> [About this exercise]:
From the entries below, please gather each line containing the string "documents".

Component data from apps and pages:
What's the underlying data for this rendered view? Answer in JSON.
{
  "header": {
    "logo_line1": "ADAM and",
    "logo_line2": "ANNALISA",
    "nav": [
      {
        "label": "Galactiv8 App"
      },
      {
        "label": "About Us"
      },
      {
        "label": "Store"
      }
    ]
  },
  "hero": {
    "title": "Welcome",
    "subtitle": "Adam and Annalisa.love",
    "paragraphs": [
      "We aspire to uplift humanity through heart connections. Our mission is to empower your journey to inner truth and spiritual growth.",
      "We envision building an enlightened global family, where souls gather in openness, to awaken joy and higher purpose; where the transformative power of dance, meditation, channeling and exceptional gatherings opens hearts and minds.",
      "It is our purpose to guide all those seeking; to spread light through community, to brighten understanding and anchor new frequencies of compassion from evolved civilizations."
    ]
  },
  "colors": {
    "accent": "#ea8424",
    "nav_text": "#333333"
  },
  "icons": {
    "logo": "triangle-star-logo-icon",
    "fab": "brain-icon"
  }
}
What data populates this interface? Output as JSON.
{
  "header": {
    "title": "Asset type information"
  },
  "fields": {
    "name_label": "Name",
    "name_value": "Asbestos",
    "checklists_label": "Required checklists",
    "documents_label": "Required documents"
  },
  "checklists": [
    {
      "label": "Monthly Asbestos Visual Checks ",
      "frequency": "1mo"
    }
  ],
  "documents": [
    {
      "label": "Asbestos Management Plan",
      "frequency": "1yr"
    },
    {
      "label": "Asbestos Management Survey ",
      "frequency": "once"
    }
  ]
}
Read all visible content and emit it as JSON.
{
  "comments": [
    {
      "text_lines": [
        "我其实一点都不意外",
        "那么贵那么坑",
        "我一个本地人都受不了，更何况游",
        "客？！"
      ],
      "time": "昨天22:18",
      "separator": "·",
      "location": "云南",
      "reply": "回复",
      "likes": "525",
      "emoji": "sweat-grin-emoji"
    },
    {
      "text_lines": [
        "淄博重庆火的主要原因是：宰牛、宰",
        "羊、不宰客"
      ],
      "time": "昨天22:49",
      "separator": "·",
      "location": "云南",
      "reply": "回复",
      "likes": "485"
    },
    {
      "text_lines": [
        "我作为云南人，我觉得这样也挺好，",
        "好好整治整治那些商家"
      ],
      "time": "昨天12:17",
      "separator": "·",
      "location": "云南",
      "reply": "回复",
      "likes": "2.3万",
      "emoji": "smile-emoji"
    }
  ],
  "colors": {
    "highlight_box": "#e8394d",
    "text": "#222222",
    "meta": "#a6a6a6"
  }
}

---

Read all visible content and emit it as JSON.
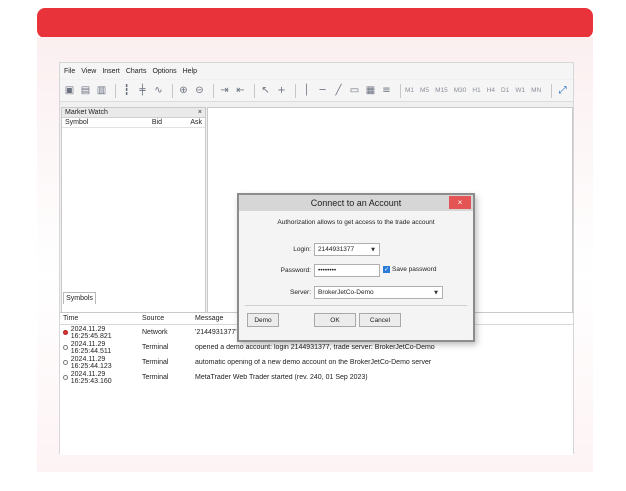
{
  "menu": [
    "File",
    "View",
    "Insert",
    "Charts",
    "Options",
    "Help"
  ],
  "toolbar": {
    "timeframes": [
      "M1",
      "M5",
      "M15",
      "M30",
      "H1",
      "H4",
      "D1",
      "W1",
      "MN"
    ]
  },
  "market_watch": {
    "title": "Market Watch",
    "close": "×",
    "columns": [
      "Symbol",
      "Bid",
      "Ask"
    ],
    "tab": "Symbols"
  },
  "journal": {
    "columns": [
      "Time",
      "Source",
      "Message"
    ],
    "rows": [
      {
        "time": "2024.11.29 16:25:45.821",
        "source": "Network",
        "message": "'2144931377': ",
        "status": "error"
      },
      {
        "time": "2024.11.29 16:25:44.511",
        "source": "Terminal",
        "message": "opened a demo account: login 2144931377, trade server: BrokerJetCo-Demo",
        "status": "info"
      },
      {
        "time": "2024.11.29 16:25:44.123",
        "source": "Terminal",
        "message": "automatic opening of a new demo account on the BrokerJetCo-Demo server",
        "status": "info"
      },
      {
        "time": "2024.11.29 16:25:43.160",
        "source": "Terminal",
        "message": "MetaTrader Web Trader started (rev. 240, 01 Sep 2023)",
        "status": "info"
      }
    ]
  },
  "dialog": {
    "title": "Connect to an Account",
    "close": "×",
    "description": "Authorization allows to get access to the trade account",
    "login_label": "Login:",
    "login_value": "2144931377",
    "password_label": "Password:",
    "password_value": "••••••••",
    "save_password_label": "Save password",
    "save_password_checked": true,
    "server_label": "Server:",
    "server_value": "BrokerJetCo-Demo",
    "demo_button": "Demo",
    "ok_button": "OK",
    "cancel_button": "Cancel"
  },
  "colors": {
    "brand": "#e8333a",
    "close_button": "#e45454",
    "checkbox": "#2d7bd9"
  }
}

> [Result of the task]:
    "documents_label": "Required documents"
  "documents": [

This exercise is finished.